The Power of Your Words When a Baby Dies
How to think about what to say to grieving parents.
Posted Nov 20, 2019
My previous two posts looked at: 1. why bereaved parents find platitudes, jargon, and euphemisms upsetting rather than comforting, and 2. how speaking this way actually creates distance between you and the parents you are trying to support. This post looks at the power of your words, and provides insights on how what you say can deeply affect parents.
When you provide bereavement care, what words do you use in your efforts to support parents? Are you using words that protect and direct parents? Or are you using words that accept and connect with them?
Words are powerful because they reveal how you see, feel, and think about a given topic. Whatever your beliefs or intentions, your words show your true colors.
For example, when a baby dies, do you believe that grief is a problem to be solved, or a journey that unfolds? Do you believe that parents benefit from setting their own pace, or moving on as soon as possible? Do you intend to encourage and advise parents, or simply be a witness to their experience? Do you intend to hold space for their thoughts and feelings, or direct them toward reframing and feeling better?
As a caregiver or supportive friend, whatever your beliefs and intentions, your words will speak volumes. To demonstrate this, here’s an exercise:
To begin, first, put yourself in the parents’ shoes. Imagine that you are a mother or father, mourning the death of your beloved baby. Your shock, heartbreak, and sorrow are profound, and you truly don’t know how you will survive this tragedy. Now consider what it would be like to hear these two different offerings of support:
1. I’m so sorry for your loss. You know, most parents go on to have a healthy baby, and I bet you can too!
2. I’m so sorry your baby died. What has this been like for you?

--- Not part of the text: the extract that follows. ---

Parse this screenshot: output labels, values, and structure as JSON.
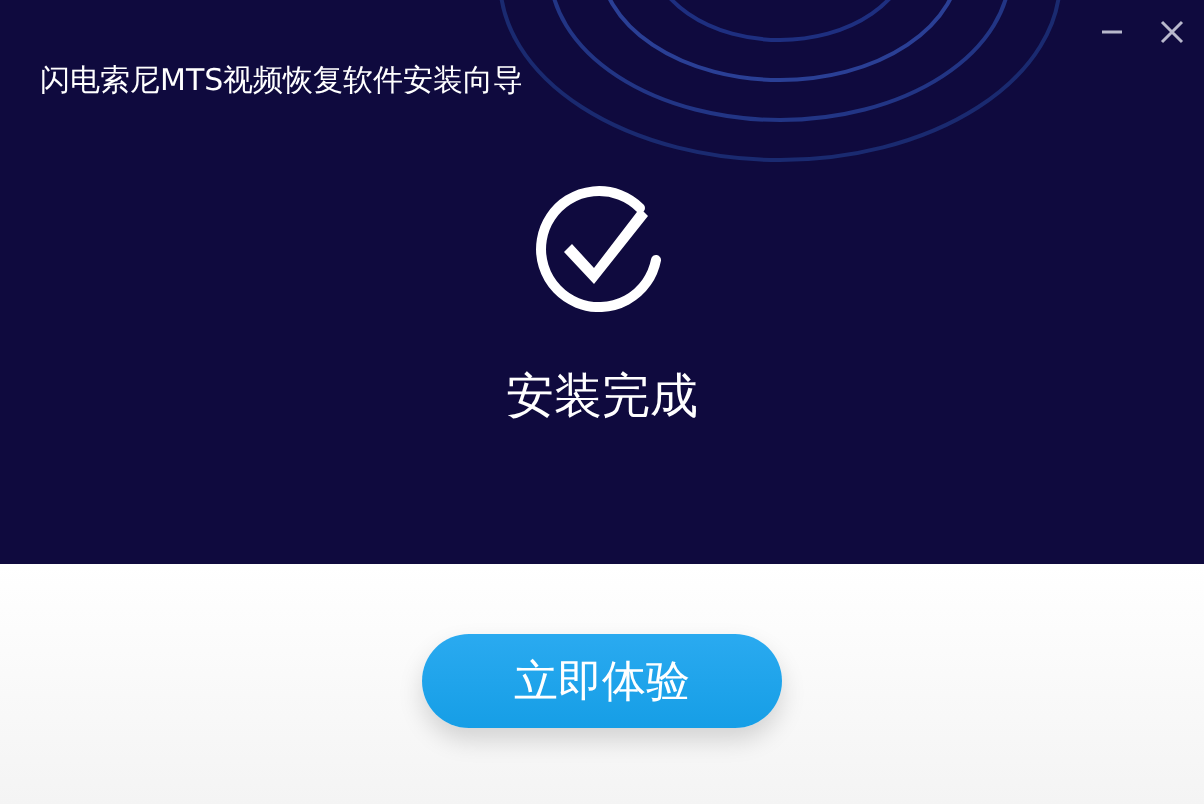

Can you feel the difference? At first glance, #1 may seem fine. After all, someone is expressing condolences and also hope for your future. Perhaps you feel inspired to be brave and optimistic. But then, when you read #2, do you feel a sense of relief? Do you get the sense that you can lean on this person and that they truly care and want to understand? Here’s why:
"Protect" versus "Support"
“I’m so sorry for your loss” is vague and euphemistic, avoiding any mention of “baby” and “death,” as if trying to protect you from the harsh, tragic reality of what happened.
In contrast, “I’m so sorry your baby died” affirms your baby’s life and death, and shows their willingness to support you in facing this harsh, tragic reality.
"Protect & Direct" versus "Accept & Connect"
“You know, most parents go on to have a healthy baby, and I bet you can too,” has the effect of moving you away from your present grief and on to imagining a better future. While this may seem kind and encouraging, it actually indicates that the person offering support cannot sit with you in your grief, and is eager for you to feel better and “move on.” Ultimately, rather than benefiting from this effort to protect you from sorrow and direct you to think happier thoughts, you may feel abandoned, misunderstood, or wrong for feeling buried in grief, and perhaps very alone.
In contrast, “What has this been like for you?” stays in the present moment with you and accepts your grief as it is. It shows a compassionate willingness to connect with you by holding space for you and your story. And because this person is willing to accept your experience as you're living it, you are likely to feel accompanied, understood, normal, and supported.
As you ponder these two different sets of words, examine your beliefs and assumptions about perinatal bereavement, grief, and adjustment. And think about the kind of care and support you want to offer. By clarifying your beliefs and intentions, you can become more mindful of the kind of support you actually want to offer and then consciously align your words to your intentions. The more mindful you become, the more carefully you can choose your words, and the more powerful your impact can be—plus the more satisfied you can feel, knowing that you’re having the therapeutic impact you intend.
The next post explores the commonly held beliefs that drive the urge to “protect & direct” bereaved parents.